REQUIRED ACTION:
Nothing but a number should be returned: the count of lines in the records that contain "name".
=-=-=
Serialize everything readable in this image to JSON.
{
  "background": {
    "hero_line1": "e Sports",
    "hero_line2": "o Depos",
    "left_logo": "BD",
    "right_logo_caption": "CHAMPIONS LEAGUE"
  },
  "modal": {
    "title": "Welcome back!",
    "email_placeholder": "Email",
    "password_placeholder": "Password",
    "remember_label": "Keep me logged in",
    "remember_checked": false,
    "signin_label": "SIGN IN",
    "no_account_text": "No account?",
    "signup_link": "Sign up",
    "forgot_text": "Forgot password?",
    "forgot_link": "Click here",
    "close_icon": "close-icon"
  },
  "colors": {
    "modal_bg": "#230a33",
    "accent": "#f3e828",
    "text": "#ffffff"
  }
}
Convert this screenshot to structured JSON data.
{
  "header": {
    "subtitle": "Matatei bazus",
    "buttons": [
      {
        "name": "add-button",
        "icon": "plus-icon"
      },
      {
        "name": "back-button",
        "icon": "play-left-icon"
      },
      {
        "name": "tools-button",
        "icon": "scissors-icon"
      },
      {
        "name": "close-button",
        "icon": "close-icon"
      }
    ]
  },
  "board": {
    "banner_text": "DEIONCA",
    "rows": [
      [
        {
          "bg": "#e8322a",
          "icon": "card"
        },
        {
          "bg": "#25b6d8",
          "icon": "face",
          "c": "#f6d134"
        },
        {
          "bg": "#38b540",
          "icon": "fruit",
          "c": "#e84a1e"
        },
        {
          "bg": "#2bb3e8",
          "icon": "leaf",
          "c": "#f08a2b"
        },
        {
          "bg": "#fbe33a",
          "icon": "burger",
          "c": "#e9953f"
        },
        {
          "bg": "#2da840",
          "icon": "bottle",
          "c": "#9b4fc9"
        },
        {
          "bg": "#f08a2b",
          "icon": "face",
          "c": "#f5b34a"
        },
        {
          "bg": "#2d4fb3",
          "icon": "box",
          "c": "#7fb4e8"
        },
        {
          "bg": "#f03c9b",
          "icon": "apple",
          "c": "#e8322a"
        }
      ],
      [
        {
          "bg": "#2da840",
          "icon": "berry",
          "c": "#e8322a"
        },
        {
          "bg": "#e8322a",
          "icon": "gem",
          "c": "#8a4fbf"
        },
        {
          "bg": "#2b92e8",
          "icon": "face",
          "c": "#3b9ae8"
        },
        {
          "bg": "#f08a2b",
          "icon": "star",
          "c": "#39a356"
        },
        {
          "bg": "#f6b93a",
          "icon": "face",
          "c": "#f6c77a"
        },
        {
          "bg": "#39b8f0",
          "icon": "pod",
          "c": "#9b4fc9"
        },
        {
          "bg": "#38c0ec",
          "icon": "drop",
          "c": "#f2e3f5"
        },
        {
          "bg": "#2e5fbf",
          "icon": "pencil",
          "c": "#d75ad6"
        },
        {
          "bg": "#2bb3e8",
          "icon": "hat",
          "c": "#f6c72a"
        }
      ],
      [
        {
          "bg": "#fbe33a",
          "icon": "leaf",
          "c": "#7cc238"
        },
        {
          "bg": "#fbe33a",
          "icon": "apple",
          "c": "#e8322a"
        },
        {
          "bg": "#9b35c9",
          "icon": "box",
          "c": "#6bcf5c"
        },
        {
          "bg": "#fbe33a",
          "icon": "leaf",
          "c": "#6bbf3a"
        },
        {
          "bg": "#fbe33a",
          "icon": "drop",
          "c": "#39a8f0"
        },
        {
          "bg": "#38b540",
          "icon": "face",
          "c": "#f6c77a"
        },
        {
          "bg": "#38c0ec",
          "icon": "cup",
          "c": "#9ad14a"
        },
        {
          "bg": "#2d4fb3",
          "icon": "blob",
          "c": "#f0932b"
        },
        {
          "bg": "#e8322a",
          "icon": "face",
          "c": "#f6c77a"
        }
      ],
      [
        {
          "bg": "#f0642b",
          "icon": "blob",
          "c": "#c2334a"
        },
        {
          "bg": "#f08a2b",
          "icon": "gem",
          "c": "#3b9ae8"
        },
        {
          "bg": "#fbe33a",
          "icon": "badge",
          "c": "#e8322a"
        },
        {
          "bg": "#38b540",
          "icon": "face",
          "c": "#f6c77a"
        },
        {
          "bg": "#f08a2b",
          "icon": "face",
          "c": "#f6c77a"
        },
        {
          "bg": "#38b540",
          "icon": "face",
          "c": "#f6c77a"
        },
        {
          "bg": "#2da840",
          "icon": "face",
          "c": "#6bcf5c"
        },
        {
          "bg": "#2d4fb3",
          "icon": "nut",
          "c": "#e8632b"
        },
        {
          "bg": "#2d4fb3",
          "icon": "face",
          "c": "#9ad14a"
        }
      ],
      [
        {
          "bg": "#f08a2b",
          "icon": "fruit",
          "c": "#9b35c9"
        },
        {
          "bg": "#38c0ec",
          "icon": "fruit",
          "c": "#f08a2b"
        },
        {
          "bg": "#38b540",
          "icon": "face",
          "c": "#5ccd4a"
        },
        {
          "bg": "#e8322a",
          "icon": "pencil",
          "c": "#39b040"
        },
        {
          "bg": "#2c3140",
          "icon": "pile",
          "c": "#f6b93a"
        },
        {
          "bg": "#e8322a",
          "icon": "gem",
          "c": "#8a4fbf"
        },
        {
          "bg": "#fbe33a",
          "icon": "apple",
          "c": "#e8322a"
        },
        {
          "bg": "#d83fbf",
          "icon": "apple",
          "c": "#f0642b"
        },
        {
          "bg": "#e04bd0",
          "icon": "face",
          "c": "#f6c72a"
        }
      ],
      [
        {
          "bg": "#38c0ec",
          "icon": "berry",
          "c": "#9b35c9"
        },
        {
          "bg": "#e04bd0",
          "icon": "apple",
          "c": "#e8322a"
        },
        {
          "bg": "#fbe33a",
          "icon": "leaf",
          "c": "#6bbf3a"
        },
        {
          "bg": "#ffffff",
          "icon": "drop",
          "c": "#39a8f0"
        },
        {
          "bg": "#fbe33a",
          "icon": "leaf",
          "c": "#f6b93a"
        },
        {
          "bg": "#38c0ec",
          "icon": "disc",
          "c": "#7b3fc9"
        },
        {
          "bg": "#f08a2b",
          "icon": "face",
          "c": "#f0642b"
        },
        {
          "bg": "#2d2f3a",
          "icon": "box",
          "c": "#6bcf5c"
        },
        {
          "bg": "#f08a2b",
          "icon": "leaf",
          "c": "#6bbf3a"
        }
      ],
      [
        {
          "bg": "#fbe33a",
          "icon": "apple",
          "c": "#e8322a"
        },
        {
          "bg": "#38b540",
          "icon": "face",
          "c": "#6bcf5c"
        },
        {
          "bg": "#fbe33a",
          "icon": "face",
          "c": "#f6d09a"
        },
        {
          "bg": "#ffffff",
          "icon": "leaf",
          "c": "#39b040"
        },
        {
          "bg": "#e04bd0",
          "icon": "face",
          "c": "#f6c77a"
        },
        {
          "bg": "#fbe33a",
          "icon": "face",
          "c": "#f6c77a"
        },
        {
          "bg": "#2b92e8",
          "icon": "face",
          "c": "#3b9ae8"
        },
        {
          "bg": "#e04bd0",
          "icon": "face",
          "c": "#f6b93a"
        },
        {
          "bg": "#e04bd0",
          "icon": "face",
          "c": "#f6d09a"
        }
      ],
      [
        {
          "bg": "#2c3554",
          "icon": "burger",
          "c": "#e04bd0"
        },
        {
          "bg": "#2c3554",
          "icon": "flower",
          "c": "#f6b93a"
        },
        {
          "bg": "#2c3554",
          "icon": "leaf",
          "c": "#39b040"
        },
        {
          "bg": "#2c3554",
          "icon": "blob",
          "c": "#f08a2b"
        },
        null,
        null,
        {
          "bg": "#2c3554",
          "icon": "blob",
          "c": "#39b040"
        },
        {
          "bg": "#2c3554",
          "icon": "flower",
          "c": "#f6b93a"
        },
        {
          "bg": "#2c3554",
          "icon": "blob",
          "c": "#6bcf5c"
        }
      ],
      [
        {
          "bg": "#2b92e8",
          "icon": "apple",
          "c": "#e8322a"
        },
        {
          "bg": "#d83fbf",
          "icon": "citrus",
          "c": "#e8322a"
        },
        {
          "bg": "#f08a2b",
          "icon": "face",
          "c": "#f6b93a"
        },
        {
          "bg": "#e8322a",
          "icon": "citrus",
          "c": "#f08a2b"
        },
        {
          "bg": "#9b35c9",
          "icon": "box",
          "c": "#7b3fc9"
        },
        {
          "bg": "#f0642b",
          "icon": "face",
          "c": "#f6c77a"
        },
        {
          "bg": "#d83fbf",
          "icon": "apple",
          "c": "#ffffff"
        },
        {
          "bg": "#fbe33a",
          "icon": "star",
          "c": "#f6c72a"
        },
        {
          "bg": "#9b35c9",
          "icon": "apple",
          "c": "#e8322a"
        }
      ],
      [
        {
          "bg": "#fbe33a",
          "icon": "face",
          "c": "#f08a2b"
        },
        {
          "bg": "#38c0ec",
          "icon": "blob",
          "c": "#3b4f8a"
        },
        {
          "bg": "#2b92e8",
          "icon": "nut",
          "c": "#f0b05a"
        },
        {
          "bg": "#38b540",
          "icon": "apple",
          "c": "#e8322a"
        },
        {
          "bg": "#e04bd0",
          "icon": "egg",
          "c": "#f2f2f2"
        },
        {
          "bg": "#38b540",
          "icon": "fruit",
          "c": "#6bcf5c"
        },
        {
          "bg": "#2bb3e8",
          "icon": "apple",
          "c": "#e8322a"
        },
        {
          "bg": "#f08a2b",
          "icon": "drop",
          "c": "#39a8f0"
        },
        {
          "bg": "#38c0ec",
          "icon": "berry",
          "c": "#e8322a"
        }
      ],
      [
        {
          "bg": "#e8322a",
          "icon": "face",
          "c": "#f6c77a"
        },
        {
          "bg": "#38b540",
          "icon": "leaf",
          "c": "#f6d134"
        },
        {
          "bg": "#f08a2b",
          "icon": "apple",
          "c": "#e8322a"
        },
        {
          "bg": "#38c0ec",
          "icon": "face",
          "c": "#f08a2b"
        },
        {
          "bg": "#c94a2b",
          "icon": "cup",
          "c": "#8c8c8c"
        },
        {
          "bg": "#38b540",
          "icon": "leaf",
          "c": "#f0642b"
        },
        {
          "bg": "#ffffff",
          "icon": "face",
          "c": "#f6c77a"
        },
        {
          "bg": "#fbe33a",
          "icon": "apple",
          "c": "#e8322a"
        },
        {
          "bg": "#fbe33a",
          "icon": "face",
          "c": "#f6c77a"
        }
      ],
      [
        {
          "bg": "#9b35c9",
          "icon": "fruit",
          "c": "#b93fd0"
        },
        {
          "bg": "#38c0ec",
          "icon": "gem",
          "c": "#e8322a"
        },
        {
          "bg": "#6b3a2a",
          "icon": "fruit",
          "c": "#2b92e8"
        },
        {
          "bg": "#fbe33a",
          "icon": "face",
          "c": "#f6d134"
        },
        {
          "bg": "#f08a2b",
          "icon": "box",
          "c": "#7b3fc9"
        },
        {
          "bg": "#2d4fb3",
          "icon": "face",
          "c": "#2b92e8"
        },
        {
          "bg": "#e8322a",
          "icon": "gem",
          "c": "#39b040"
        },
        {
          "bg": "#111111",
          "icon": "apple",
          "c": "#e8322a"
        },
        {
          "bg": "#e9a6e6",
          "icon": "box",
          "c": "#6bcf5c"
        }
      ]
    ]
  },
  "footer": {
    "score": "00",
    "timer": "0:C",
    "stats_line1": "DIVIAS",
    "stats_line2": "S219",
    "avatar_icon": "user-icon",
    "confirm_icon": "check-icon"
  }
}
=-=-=
EXERCISE SOLUTION:
4